Take care of yourself this Ramadan

Ramadan always brings a mix of emotions for me – relief, excitement, reflection and anxiety that I won’t be good enough to fulfil the requirements that come with the Muslim holy month.

Ramadan is predominantly known as a time for abstaining from food and drink – yes, that means no water – from sunrise to sunset, every day for a month. But it’s so much more than abstaining from food. It’s a time to detox your body and mind; a time to disconnect from the chaos of the world around us and connect with the divine. It’s a time to consider your actions, and make a conscious effort to walk with a kind and hopeful heart. It’s more than abstaining from food: it’s abstaining from bad-mouthing, anger, hatred, impatience and ill-will. 

This sounds great, right? It really is. I want to be clear as I write to you – there are many benefits of Ramadan, especially reflecting upon the state of the world today.

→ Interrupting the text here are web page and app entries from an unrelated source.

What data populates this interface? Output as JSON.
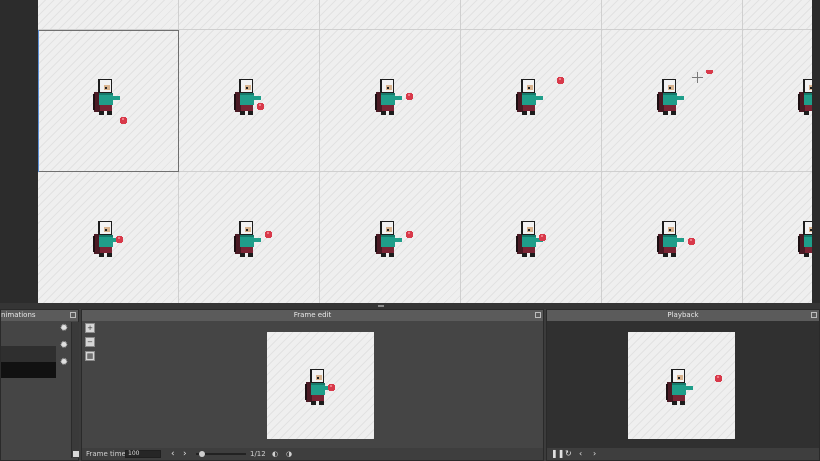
{
  "panels": {
    "animations": {
      "title": "nimations"
    },
    "frame_edit": {
      "title": "Frame edit"
    },
    "playback": {
      "title": "Playback"
    }
  },
  "frame_edit": {
    "frame_time_label": "Frame time",
    "frame_time_value": "100",
    "frame_counter": "1/12",
    "frame_progress": 0.0833
  },
  "icons": {
    "zoom_in": "zoom-in-icon",
    "zoom_out": "zoom-out-icon",
    "fit": "fit-icon",
    "settings": "gear-icon",
    "prev": "chevron-left-icon",
    "next": "chevron-right-icon",
    "pause": "pause-icon",
    "loop": "loop-icon"
  },
  "colors": {
    "panel_bg": "#454545",
    "title_bar": "#5b5b5b",
    "selected_row": "#111111",
    "selection_outline": "#5b8fd6",
    "sprite_shirt": "#1f9e8a",
    "sprite_ball": "#d8394a",
    "sprite_pants": "#7a2434"
  }
}
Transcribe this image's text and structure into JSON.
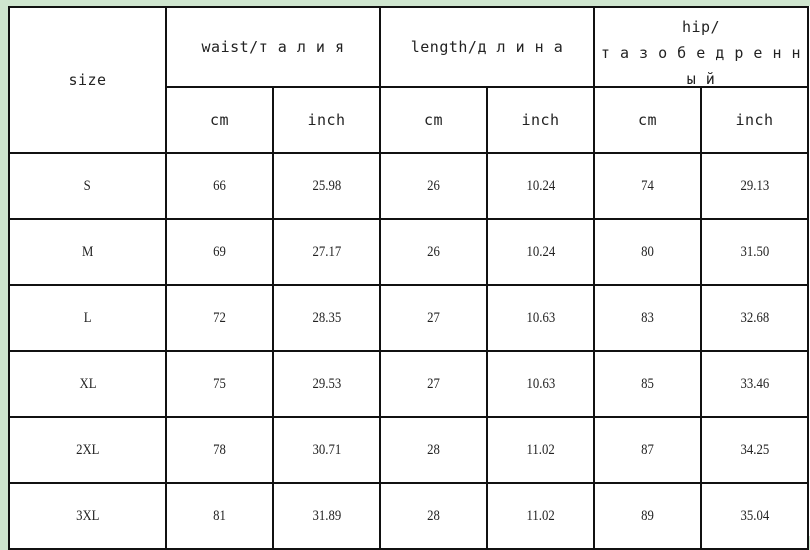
{
  "table": {
    "size_label": "size",
    "groups": [
      {
        "label": "waist/т а л и я"
      },
      {
        "label": "length/д л и н а"
      },
      {
        "label_line1": "hip/",
        "label_line2": "т а з о б е д р е н н",
        "label_line3": "ы й"
      }
    ],
    "units": [
      "cm",
      "inch",
      "cm",
      "inch",
      "cm",
      "inch"
    ],
    "rows": [
      {
        "size": "S",
        "waist_cm": "66",
        "waist_in": "25.98",
        "length_cm": "26",
        "length_in": "10.24",
        "hip_cm": "74",
        "hip_in": "29.13"
      },
      {
        "size": "M",
        "waist_cm": "69",
        "waist_in": "27.17",
        "length_cm": "26",
        "length_in": "10.24",
        "hip_cm": "80",
        "hip_in": "31.50"
      },
      {
        "size": "L",
        "waist_cm": "72",
        "waist_in": "28.35",
        "length_cm": "27",
        "length_in": "10.63",
        "hip_cm": "83",
        "hip_in": "32.68"
      },
      {
        "size": "XL",
        "waist_cm": "75",
        "waist_in": "29.53",
        "length_cm": "27",
        "length_in": "10.63",
        "hip_cm": "85",
        "hip_in": "33.46"
      },
      {
        "size": "2XL",
        "waist_cm": "78",
        "waist_in": "30.71",
        "length_cm": "28",
        "length_in": "11.02",
        "hip_cm": "87",
        "hip_in": "34.25"
      },
      {
        "size": "3XL",
        "waist_cm": "81",
        "waist_in": "31.89",
        "length_cm": "28",
        "length_in": "11.02",
        "hip_cm": "89",
        "hip_in": "35.04"
      }
    ]
  },
  "colors": {
    "sheet_background": "#cfe6cf",
    "grid_line": "#111111"
  }
}
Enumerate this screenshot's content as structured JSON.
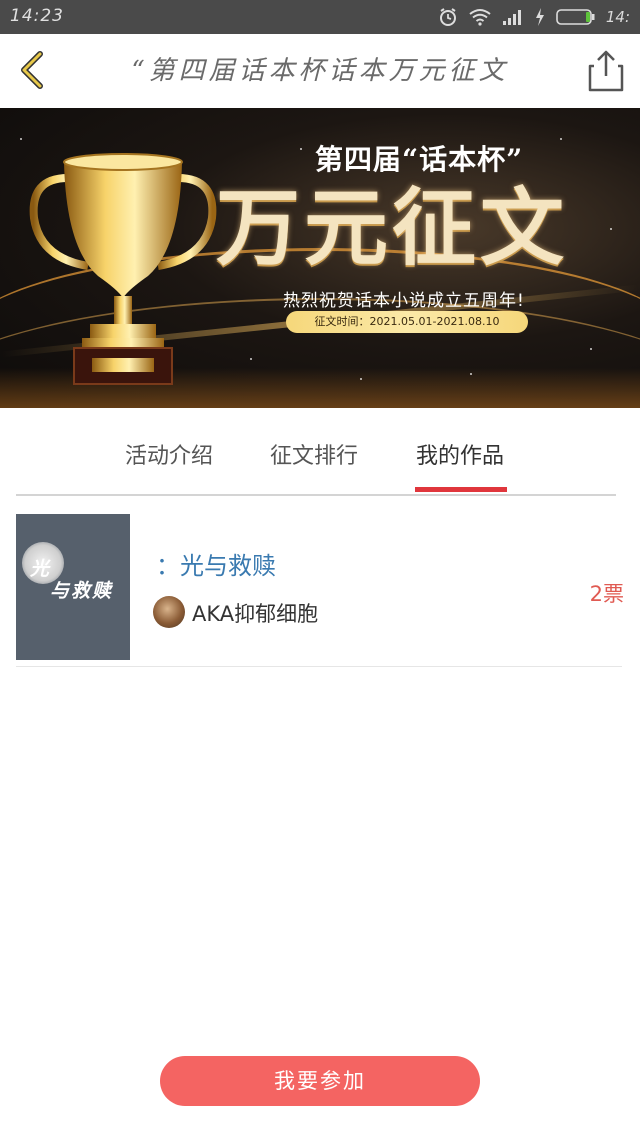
{
  "status_bar": {
    "time": "14:23",
    "battery_text": "14:"
  },
  "header": {
    "title": "“第四届话本杯话本万元征文"
  },
  "banner": {
    "subtitle": "第四届“话本杯”",
    "main_title": "万元征文",
    "tagline": "热烈祝贺话本小说成立五周年!",
    "date_range": "征文时间：2021.05.01-2021.08.10"
  },
  "tabs": [
    {
      "label": "活动介绍"
    },
    {
      "label": "征文排行"
    },
    {
      "label": "我的作品"
    }
  ],
  "active_tab": "我的作品",
  "entries": [
    {
      "cover_text_1": "光",
      "cover_text_2": "与救赎",
      "title": "：光与救赎",
      "author": "AKA抑郁细胞",
      "votes": "2票"
    }
  ],
  "join_button": "我要参加",
  "colors": {
    "accent_red": "#e0363c",
    "button": "#f46462",
    "title_blue": "#3a7ab0",
    "votes_red": "#e05a52"
  }
}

Life can make you feel so helpless sometimes. We are connected on a global level, now more than ever before, and while that can be wonderful, it also means you bear the weight of the world on your shoulders. Scroll through a social media platform like Twitter for five minutes and you’ll see memes, headlines about war, poverty, death and racism and sexism… oh, and more memes. The internet has opened our eyes to every issue the planet has ever had, and our brains are not wired to be exposed to this volume of traumatic events. Is it any wonder you’re feeling drained right now?

Ramadan provides relief in granting permission to switch off from worldly news and find some peace in the solitary silence of prayer, reflection, and speaking to God. It gives you time to find your footing in a world that sweeps you off your feet with all its obligations and problems. It’s a time to think about charity, the fulfilment of your spiritual needs, and how you can leave a positive footprint on the planet.

What is important to remember is that Ramadan will look different to every individual. 

While Islam makes it explicitly clear that only Allah can judge us, people often commit the offence of judging others anyway. Not everybody can fast, and that is okay. Some of us have health issues that require medication that must be taken at specific times. This means fasting might not be possible. Allah wants you to take care of your body and mind. Sacrificing your well-being should never be part of the deal. Ramadan is about self-sacrifice, sure, but not to your detriment. Remember that Allah loves you first. 

When someone has a heart condition and cannot fast, people tend to understand. When it comes to requiring medication or specific routines for mental health disorders, then that understanding often melts away and morphs into something more judgemental. One Ramadan, I was taking medication for clinical depression. The judgement I felt from those around me deflated me greatly. People insinuated that if I was depressed I must be lost, and that I needed to find my way back to God. In fact, I had an extreme serotonin imbalance that needed to be treated with medication.

While prayer can be the answer to many things, it shouldn’t get in the way of medical advice that maintains your quality of life or which, in extreme cases, could save your life. If I hadn’t maintained a steady routine of medication, exercise and diet during Ramadan – despite the status quo telling me to do otherwise – I don’t know what would have happened to me. Maintaining a familiar routine that maintained my mental health to a standard that kept me safe was vital. Even if people around me didn’t understand, I knew Allah did, and that had to be enough for me.

I know people who have suffered from eating disorders that make fasting very tough. When you have a deep psychological battle with your relationship with food, sudden and extreme abstinence should be approached with care and support. 

It doesn’t mean we can’t still feel able to try. If you fast some days, then that’s excellent. God loves a trier, and what more could be expected from you than that? If you can’t fast, you can still pray. If the guilt from not fasting plagues you, you can increase your charity efforts. Look after the community around you, check up on your neighbours (social distancing permitting). See who and how you can help the world around you, whether it’s contributing to a food bank or volunteering at a charity. But look, maybe that is too much at the moment too. I promise you, my friend, that that’s okay.

Sometimes, getting out of bed is the day’s achievement. My empathy goes out to people who are battling a mental health disorder during this pandemic. I’m there with you. We have to congratulate ourselves for staying alive; we deserve that kindness. So if all you can do is get out of bed and have a shower, that’s okay. If all you can manage is eating and medication, that’s okay. Nobody has the right to judge your actions, and nobody has the right to comment on your resilience. If you’re alive, you are resilience embodied. You are not weak.

I was often made to feel weak by people who should have known that God loves kindness, not judgement. It was their fault, their shortcoming and their sin to judge me for my mental health conditions, which weren’t theirs to comment on. Your needs won’t always be understood by those who surround you. This is a harsh truth that I need you to understand so that the weight of being misunderstood by those you love won’t crush you. We can’t change others, but we decide how others make us feel. Allah understands your heart. The understanding that exists between you and your creator is all that you need to focus your energy on. Ramadan is more than abstinence. It’s about what you can do for others. That journey starts by looking after yourself.

Maz Halima’s Ramadan Diary. A BBC Short film.

Resources and additional reading that might be helpful during Ramadan for those experiencing mental health issues: